Using Recursion


You can use Recursion to solve literally every coding problem, and it's extremely useful on tree and graph problems. Recursion is just when you have an equation with the same thing on both sides. Here are a couple examples:

Here we'll solve an example, and you'll learn about the 3 steps you should use to solve any problem using Recursion.

Problem: Given the root node of a binary tree root, return the number of nodes in the tree.


=> returns 7\notag \large \texttt{=> returns 7}
First Few Test Cases:

1. Recursion

Step 1 is to find a recursive equation.

In this problem, we're asked to find the the number of nodes in a tree, which we'll call numNodes(root). We want to find a Recursive equation for this, which just means we want an equation that has numNodes on both sides of it. It should look something like this:

How do we find this equation? In other words, what is numNodes(root) equal to?

When you're coming up with any recursion, you should think "locally" near the original problem. Here, the original problem is on the root node, so we should think about the nodes root.left and root.right. Here's a visual of this:

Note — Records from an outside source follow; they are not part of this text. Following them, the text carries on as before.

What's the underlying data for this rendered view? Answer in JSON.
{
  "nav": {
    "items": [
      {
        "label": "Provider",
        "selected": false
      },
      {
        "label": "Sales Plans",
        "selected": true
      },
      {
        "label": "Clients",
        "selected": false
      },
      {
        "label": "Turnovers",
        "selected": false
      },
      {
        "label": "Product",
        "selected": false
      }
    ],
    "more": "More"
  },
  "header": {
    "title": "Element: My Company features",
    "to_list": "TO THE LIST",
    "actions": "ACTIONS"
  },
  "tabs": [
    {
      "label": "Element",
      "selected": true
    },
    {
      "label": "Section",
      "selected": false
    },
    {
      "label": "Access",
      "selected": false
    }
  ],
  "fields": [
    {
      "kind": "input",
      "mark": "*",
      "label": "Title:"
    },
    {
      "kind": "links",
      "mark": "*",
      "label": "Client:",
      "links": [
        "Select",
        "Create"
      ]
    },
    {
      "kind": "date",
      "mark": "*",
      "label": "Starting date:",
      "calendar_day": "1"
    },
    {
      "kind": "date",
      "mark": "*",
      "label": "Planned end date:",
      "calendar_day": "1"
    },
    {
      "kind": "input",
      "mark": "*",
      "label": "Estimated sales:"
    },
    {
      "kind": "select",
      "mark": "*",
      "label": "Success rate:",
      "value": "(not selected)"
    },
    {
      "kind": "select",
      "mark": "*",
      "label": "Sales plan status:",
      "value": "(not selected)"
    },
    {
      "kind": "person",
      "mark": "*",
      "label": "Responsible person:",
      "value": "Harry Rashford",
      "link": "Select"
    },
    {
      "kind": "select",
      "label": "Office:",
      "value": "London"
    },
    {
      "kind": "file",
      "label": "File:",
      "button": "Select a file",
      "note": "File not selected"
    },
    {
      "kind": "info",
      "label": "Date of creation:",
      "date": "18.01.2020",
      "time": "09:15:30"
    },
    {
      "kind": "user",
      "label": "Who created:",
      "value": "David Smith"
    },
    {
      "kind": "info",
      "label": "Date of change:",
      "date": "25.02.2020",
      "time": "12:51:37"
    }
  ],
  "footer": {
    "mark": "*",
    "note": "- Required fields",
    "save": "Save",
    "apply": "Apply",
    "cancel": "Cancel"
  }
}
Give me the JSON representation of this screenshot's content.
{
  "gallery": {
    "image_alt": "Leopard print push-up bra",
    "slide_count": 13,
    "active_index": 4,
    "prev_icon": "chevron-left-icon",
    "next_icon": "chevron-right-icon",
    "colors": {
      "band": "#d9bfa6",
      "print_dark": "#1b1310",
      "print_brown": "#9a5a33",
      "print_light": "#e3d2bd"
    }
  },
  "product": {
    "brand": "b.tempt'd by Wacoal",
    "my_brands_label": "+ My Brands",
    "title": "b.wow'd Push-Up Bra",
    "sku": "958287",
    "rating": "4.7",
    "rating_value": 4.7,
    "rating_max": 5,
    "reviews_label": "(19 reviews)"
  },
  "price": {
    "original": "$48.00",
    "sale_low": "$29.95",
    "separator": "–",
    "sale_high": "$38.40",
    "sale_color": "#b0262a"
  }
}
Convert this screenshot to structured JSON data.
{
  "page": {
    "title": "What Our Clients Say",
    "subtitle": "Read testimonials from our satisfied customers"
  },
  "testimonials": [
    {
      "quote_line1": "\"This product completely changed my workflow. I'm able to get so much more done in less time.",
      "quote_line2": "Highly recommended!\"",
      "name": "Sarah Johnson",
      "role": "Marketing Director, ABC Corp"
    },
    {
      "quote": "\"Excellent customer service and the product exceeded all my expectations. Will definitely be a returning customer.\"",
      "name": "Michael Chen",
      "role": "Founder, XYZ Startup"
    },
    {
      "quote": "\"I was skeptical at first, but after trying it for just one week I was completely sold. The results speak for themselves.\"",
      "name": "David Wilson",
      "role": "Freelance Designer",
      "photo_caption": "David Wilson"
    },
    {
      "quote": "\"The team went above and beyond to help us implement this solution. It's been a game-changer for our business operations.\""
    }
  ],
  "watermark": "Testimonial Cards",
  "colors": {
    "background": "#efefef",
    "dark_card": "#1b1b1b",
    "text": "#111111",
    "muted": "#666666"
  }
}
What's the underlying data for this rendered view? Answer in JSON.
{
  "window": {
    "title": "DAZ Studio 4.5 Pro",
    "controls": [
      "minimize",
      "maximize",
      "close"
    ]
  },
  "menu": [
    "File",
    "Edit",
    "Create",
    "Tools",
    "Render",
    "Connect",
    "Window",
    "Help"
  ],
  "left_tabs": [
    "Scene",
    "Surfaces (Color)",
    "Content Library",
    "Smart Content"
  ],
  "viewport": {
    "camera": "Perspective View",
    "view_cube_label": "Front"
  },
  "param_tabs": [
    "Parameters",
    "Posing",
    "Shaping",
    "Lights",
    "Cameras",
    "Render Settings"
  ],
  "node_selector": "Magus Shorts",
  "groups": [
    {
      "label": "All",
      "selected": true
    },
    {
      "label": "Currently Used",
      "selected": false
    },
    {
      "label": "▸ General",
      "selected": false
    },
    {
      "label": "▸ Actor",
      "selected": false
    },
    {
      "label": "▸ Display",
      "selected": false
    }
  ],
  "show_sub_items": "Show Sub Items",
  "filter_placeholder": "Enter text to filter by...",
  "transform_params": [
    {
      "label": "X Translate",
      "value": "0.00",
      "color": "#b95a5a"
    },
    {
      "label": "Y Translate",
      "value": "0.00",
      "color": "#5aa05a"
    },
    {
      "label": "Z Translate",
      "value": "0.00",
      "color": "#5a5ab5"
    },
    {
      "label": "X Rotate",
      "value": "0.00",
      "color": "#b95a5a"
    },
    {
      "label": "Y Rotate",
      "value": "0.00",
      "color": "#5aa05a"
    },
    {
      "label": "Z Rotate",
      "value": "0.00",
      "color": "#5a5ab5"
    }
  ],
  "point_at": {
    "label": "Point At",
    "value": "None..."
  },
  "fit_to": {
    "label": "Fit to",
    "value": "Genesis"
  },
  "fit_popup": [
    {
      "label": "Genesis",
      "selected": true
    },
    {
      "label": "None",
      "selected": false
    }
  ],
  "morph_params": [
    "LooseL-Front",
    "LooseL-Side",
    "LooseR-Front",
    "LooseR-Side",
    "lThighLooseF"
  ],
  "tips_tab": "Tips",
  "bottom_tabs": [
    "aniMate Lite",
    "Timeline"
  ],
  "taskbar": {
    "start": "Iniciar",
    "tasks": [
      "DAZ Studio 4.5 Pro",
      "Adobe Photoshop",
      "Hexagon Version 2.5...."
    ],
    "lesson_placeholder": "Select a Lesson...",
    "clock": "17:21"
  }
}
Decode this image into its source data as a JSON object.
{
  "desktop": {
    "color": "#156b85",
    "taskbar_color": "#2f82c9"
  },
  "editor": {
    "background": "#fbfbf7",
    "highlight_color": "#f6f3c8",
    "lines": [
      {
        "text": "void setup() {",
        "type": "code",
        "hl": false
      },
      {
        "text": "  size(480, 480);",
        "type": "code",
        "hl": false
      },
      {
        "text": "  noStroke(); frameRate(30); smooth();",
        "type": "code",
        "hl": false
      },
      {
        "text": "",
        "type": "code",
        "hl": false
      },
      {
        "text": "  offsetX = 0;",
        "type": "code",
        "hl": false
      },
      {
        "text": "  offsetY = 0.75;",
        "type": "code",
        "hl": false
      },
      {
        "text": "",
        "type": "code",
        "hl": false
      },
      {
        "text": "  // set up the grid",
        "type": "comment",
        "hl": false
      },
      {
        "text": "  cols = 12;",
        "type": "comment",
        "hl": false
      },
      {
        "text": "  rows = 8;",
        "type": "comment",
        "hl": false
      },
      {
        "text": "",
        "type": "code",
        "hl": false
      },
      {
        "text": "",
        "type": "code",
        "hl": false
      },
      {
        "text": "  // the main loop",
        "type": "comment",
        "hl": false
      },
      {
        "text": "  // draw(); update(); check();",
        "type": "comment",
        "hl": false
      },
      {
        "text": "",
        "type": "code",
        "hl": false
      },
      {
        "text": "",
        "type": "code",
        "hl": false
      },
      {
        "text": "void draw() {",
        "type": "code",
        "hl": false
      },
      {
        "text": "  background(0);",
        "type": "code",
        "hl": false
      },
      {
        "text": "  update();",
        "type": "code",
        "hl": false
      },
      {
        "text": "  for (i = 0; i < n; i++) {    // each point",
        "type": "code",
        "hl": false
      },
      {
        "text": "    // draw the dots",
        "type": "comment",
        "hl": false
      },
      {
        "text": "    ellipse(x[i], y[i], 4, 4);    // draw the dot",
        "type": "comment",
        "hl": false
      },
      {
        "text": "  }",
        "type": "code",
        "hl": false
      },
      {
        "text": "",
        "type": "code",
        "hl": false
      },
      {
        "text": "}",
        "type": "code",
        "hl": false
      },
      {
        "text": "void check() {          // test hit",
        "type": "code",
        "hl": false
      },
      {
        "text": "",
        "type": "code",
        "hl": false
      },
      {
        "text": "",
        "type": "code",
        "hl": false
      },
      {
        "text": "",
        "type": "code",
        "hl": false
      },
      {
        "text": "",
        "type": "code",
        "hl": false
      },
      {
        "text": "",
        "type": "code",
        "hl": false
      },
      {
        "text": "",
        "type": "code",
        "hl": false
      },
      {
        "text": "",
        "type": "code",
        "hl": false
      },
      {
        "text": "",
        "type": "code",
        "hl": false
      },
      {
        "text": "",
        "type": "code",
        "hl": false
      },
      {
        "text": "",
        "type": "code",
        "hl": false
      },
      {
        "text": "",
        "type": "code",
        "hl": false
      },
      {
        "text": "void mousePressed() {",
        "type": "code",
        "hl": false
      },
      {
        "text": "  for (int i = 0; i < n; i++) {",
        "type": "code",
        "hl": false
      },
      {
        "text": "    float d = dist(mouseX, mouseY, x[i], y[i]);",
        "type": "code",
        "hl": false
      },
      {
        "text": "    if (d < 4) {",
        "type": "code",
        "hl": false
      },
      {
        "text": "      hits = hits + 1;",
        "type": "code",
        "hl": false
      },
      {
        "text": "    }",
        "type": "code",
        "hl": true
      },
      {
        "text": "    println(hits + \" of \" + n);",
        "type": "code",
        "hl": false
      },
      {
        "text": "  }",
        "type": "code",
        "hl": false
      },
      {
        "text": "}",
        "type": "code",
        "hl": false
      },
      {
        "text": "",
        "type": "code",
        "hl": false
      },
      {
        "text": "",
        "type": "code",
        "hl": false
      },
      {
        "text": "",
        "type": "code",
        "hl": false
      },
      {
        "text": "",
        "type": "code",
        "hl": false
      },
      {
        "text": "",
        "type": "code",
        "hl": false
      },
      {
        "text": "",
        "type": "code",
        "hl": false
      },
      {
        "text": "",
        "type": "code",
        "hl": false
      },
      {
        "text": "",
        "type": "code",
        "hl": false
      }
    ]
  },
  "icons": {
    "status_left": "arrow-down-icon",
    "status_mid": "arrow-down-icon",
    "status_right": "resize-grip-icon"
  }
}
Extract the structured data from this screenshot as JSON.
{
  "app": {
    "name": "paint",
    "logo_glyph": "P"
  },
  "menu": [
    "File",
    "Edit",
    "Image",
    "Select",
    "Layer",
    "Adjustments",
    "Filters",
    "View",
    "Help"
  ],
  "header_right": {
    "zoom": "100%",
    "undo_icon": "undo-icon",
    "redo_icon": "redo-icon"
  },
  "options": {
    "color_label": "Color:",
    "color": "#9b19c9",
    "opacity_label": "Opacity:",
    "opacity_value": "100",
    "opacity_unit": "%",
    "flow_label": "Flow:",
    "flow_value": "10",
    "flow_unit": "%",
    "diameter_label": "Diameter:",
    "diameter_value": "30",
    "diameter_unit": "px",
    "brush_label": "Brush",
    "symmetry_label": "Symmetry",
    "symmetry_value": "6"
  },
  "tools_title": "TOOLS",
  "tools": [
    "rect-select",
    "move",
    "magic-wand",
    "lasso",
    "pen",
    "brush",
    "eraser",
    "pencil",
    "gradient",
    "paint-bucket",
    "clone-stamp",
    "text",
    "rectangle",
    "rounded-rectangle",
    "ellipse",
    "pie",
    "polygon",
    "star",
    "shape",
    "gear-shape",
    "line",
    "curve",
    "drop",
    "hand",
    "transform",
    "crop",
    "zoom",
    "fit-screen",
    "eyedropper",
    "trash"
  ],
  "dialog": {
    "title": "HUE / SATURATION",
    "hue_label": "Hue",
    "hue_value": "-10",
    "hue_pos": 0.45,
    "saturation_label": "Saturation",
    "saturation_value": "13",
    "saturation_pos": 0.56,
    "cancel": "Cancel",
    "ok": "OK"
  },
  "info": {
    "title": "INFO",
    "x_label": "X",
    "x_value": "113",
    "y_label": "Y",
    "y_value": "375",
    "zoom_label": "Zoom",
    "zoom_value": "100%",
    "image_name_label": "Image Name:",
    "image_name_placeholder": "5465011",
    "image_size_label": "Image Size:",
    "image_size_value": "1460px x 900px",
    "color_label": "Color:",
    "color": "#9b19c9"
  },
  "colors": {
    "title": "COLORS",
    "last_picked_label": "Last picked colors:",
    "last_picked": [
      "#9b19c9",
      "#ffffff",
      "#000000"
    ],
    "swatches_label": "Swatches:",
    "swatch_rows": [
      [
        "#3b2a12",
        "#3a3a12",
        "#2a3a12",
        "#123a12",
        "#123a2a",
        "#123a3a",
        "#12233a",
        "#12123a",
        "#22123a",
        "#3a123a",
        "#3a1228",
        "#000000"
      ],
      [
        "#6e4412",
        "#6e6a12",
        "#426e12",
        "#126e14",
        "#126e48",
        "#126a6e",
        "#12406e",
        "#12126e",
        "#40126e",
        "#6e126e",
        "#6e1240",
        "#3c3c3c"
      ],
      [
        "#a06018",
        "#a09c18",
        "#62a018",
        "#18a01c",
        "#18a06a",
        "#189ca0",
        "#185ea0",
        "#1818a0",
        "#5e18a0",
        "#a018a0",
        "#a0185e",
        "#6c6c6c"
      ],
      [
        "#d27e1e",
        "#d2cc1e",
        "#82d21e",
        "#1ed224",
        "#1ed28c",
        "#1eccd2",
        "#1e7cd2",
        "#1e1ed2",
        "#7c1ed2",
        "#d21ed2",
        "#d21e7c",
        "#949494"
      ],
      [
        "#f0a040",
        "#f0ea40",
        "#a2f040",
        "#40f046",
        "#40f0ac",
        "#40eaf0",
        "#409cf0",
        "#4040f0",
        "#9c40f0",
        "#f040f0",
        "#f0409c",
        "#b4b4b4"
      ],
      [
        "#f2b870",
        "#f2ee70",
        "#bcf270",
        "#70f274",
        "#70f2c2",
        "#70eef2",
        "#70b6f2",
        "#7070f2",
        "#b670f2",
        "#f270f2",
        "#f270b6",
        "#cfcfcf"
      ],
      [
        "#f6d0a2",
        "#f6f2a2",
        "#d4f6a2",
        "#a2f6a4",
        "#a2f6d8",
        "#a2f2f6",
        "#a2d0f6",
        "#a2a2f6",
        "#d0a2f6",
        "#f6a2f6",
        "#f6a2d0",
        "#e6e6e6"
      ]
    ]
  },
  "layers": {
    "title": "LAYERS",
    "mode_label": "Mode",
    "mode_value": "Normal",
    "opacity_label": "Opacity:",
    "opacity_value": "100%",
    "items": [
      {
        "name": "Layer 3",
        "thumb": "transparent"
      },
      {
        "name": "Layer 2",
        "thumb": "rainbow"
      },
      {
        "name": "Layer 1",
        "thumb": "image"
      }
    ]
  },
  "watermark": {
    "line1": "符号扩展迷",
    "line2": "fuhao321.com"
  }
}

From this image, it's pretty obvious that the number of nodes in the tree is just equal to the number of nodes in the left tree, plus the number of nodes in the right tree, plus the 1 root node. This is our recursive equation - the two sides of it are equal, the same way that 2 = 1 + 1.

Typically, you should write the recursion in your code editor and discuss it with your interviewer.

2. Base case

Step 2 is to find when the recursive equation stops working. This is called the "base case".

The recursive equation here stops working if we call a null node, numNodes(None). This is because the recursion uses None.left and None.right which throws an error. We can't use the recursion to find numNodes(None), so we need to manually set what this value is equal to. The number of nodes at a null node is just 0.

3. Code

Step 3 is to code up the solution.

To do this, you should write a function that always returns what numNodes is equal to. That way it's guaranteed to be correct. numNodes is always equal to the recursion, unless we're in the base case in which case it's equal to 0. Here's the full code:

Time Complexity O(n)O(n), where nn is the number of nodes in the tree. The recursion does roughly 1 operation on every node in the tree. This means it takes nO(1)n \cdot O(1) time, which is the same as O(n)O(n) time.

Space Complexity O(n)O(n). For now, you don't need to know where this comes from - we'll go over the full details in the next lesson "Call Stack". Just know the computer needs some memory to keep track of the function calls it's making.

Mark as Completed:
Test your code to get an output here!
Test your code to get an output here!